To do →
What is needed is the whole of the data, set down exactly.

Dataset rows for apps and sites

####

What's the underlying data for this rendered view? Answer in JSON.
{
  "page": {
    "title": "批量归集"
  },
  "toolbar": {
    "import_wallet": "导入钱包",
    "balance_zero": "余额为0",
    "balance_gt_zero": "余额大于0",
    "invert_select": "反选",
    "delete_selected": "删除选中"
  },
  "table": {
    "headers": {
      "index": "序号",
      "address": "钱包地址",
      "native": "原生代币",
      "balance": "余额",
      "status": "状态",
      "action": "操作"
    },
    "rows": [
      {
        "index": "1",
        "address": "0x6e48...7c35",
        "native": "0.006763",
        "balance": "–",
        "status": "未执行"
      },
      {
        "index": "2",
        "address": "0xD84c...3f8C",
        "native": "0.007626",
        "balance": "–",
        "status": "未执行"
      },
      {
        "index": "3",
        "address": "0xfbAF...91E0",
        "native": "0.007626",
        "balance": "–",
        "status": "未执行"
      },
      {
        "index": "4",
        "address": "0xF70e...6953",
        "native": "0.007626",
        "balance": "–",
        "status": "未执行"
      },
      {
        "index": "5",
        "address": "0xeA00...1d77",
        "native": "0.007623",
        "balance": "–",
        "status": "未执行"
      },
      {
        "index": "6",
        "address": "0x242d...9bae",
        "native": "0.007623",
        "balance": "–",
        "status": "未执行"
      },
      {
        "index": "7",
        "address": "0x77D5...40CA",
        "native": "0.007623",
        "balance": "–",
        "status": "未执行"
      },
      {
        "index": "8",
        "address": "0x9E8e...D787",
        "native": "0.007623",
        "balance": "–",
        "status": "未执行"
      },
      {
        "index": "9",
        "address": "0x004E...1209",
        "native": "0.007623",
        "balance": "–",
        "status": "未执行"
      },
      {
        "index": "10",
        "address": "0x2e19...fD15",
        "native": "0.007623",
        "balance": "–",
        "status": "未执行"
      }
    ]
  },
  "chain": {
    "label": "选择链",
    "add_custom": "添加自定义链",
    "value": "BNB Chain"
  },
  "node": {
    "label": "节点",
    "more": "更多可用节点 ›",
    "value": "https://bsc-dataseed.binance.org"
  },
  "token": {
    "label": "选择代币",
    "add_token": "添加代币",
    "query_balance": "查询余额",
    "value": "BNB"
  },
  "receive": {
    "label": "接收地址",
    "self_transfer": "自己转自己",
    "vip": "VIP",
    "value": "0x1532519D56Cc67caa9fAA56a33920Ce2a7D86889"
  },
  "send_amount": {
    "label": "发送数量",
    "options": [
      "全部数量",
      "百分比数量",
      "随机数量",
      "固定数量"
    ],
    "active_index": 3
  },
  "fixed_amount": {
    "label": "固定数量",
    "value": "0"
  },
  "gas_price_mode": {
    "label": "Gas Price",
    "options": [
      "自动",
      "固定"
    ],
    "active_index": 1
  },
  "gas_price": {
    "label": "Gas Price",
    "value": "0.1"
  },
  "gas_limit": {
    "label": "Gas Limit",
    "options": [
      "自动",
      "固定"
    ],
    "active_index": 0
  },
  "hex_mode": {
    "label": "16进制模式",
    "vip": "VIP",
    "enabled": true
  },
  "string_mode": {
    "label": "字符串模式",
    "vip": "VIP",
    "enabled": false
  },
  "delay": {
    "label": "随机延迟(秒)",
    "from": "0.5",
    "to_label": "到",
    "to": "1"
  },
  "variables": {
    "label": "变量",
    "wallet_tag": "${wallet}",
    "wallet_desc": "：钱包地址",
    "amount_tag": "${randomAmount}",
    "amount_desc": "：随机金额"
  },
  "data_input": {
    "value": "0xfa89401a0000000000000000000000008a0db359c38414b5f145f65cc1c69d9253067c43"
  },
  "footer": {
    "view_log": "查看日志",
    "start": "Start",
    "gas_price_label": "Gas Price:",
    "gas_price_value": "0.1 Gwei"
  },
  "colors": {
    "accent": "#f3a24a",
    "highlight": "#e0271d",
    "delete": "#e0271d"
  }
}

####

Output below →
What's the underlying data for this rendered view? Answer in JSON.
{
  "page": {
    "title": "批量归集"
  },
  "toolbar": {
    "import_wallet": "导入钱包",
    "balance_zero": "余额为0",
    "balance_gt_zero": "余额大于0",
    "invert_select": "反选",
    "delete_selected": "删除选中"
  },
  "table": {
    "headers": {
      "index": "序号",
      "address": "钱包地址",
      "native": "原生代币",
      "balance": "余额",
      "status": "状态",
      "action": "操作"
    },
    "rows": [
      {
        "index": "1",
        "address": "0x6e48...7c35",
        "native": "0.006763",
        "balance": "–",
        "status": "未执行"
      },
      {
        "index": "2",
        "address": "0xD84c...3f8C",
        "native": "0.007626",
        "balance": "–",
        "status": "未执行"
      },
      {
        "index": "3",
        "address": "0xfbAF...91E0",
        "native": "0.007626",
        "balance": "–",
        "status": "未执行"
      },
      {
        "index": "4",
        "address": "0xF70e...6953",
        "native": "0.007626",
        "balance": "–",
        "status": "未执行"
      },
      {
        "index": "5",
        "address": "0xeA00...1d77",
        "native": "0.007623",
        "balance": "–",
        "status": "未执行"
      },
      {
        "index": "6",
        "address": "0x242d...9bae",
        "native": "0.007623",
        "balance": "–",
        "status": "未执行"
      },
      {
        "index": "7",
        "address": "0x77D5...40CA",
        "native": "0.007623",
        "balance": "–",
        "status": "未执行"
      },
      {
        "index": "8",
        "address": "0x9E8e...D787",
        "native": "0.007623",
        "balance": "–",
        "status": "未执行"
      },
      {
        "index": "9",
        "address": "0x004E...1209",
        "native": "0.007623",
        "balance": "–",
        "status": "未执行"
      },
      {
        "index": "10",
        "address": "0x2e19...fD15",
        "native": "0.007623",
        "balance": "–",
        "status": "未执行"
      }
    ]
  },
  "chain": {
    "label": "选择链",
    "add_custom": "添加自定义链",
    "value": "BNB Chain"
  },
  "node": {
    "label": "节点",
    "more": "更多可用节点 ›",
    "value": "https://bsc-dataseed.binance.org"
  },
  "token": {
    "label": "选择代币",
    "add_token": "添加代币",
    "query_balance": "查询余额",
    "value": "BNB"
  },
  "receive": {
    "label": "接收地址",
    "self_transfer": "自己转自己",
    "vip": "VIP",
    "value": "0x1532519D56Cc67caa9fAA56a33920Ce2a7D86889"
  },
  "send_amount": {
    "label": "发送数量",
    "options": [
      "全部数量",
      "百分比数量",
      "随机数量",
      "固定数量"
    ],
    "active_index": 3
  },
  "fixed_amount": {
    "label": "固定数量",
    "value": "0"
  },
  "gas_price_mode": {
    "label": "Gas Price",
    "options": [
      "自动",
      "固定"
    ],
    "active_index": 1
  },
  "gas_price": {
    "label": "Gas Price",
    "value": "0.1"
  },
  "gas_limit": {
    "label": "Gas Limit",
    "options": [
      "自动",
      "固定"
    ],
    "active_index": 0
  },
  "hex_mode": {
    "label": "16进制模式",
    "vip": "VIP",
    "enabled": true
  },
  "string_mode": {
    "label": "字符串模式",
    "vip": "VIP",
    "enabled": false
  },
  "delay": {
    "label": "随机延迟(秒)",
    "from": "0.5",
    "to_label": "到",
    "to": "1"
  },
  "variables": {
    "label": "变量",
    "wallet_tag": "${wallet}",
    "wallet_desc": "：钱包地址",
    "amount_tag": "${randomAmount}",
    "amount_desc": "：随机金额"
  },
  "data_input": {
    "value": "0xfa89401a0000000000000000000000008a0db359c38414b5f145f65cc1c69d9253067c43"
  },
  "footer": {
    "view_log": "查看日志",
    "start": "Start",
    "gas_price_label": "Gas Price:",
    "gas_price_value": "0.1 Gwei"
  },
  "colors": {
    "accent": "#f3a24a",
    "highlight": "#e0271d",
    "delete": "#e0271d"
  }
}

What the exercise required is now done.